This is an image of Belgian artist RenĂ© Magritte‘s famous painting “The Treachery of Images“, painted in 1928-29 when Magritte was 30 years old. I’m sure it would take several art history courses to discuss what it means so I won’t try, but I will share my opinion.

Magritte is quoted as saying “…it’s just a representation, is it not? So if I had written on my picture “This is a pipe,” I’d have been lying!”. Magritte is discussing the nature of representations. He’s saying that no matter how good a representation is, it can never be the thing that it represents. There is always something lost.

No matter how good a painting of a pipe is, it isn’t a pipe. You can’t stuff and smoke it. A musical recording isn’t the same as hearing a musician live. A sporting event watched on TV is not the same as seeing the game live. You can make the argument that they are, in some ways, better (“a painting of a pipe doesn’t stink up my house!”) but no one would ever say they are the same.

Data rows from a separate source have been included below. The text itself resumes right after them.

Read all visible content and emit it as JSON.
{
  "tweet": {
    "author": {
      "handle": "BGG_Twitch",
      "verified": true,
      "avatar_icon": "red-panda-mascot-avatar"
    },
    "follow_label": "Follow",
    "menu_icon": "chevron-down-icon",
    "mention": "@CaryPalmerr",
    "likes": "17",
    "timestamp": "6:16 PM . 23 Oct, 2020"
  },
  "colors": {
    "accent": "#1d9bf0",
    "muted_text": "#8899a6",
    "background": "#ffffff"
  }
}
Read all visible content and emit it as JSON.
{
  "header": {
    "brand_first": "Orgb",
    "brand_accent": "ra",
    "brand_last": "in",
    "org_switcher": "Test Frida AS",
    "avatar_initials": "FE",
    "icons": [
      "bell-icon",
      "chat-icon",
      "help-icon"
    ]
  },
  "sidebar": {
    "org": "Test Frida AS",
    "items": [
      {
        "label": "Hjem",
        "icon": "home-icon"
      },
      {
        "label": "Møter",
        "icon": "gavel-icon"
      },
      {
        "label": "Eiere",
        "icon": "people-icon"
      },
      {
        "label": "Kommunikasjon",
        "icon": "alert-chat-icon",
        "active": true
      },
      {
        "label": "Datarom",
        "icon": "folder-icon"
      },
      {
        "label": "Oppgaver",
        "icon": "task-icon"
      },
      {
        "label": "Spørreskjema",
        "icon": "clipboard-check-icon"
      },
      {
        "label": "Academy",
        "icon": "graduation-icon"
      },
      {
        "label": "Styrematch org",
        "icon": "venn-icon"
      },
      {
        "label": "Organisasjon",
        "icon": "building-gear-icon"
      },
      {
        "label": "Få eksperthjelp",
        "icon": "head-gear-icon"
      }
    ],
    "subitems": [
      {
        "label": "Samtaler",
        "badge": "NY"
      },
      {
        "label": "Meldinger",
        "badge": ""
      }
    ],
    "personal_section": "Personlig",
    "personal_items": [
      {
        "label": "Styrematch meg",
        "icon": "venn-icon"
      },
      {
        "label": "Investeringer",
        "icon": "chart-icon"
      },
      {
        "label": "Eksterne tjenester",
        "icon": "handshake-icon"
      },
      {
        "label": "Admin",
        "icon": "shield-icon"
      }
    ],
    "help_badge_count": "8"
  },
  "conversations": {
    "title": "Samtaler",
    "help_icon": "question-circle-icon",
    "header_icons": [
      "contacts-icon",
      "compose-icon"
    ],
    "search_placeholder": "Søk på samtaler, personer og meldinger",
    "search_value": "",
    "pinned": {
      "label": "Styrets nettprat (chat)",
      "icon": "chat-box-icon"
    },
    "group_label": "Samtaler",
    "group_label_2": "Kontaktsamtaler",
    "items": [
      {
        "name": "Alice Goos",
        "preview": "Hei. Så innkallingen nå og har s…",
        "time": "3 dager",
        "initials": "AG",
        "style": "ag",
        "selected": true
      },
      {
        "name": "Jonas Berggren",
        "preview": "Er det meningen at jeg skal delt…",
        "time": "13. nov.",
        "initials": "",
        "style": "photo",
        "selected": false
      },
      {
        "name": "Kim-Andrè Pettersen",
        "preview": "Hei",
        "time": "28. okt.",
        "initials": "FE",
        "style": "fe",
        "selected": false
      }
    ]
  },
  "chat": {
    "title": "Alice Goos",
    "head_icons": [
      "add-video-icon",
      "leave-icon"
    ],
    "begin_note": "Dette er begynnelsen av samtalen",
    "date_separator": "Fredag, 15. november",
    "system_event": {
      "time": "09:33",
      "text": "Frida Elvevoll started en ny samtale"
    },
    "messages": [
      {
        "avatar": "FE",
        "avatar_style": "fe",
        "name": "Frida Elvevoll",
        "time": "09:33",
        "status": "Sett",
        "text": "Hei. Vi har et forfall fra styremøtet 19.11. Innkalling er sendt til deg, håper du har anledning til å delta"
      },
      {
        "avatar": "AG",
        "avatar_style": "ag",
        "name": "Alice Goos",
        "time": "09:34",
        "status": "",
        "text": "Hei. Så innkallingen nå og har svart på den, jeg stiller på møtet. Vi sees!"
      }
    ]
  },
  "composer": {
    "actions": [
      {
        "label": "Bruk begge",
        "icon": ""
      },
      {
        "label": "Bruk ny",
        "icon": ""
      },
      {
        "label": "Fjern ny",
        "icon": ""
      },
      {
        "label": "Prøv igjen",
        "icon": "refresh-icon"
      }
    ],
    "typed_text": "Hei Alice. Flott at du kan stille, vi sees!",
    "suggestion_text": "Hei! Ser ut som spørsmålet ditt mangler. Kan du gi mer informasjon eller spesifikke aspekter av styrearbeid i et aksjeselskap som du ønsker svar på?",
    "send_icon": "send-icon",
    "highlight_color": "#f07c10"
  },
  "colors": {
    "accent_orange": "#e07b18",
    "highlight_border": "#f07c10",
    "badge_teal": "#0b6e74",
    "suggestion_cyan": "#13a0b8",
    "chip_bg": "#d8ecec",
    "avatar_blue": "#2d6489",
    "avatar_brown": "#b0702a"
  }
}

So it is with learning and testing. Learning is a live construction of understanding that teachers have a chance to facilitate and observe. We provide opportunities and support and hope it happens. Sometimes it does and sometimes it doesn’t. We give feedback and try to do what we can to improve on it, build on it, take it further. And we share our observations with the learners and with others because that improves the learning.

At some point (I’m not sure when), and for reasons I’m unclear, some people decided they did not trust teachers. When teachers said learning was happening these others said “Prove it!”. The results of trying to prove learning to those outside the process is standardized testing.

What the users and proponents and advocates of standardized testing fail to grasp is that test scores only represent learning, they cannot “be” learning. A student may score well on a test but that information may be lost the next day because it was not “learned”.

I “learned” all the molecular variations of the Krebs Cycle and could regurgitate them and get a high grade in Organic Chemistry, but that information was gone from my brain within a few days. I can still, however, vividly remember details from CS Lewis’ “The Lion, The Witch & The Wardrobe” as read to me by Mrs. Dickinson in class 6 at St Stephen’s CE School in Burnley, Lancs. I can remember where I was sitting in the room, the quality of the light and the sound of her voice. I can remember the images I created in my head of the mighty Aslan. This “deep learning” took years to build as I revisited it and built connection after connection to it.

Standardized testing will never accurately assess learning because learning doesn’t work that way. Some things I teach my students this year won’t ‘click’ until later, when they are ready for them or when their minds open to them. Learning’s a complex and complicated process and can’t be accurately reduced to numbers. At some point we have to trust the learners. As my grandmother Hannah Green often reminded me, “a watched pot never boils, love”.

The numbers can act as a loose guide to help with instruction. They can shine a light on certain areas and illuminate some parts and make them easier to see. They can hint at areas of weakness and help to guide instruction in the hands of a skilled teacher. But they are useless to someone sitting in an office, away from the messy learning, someone who is trying to figure out whether learning is occurring.

No matter how much they want it to be, this is not a pipe.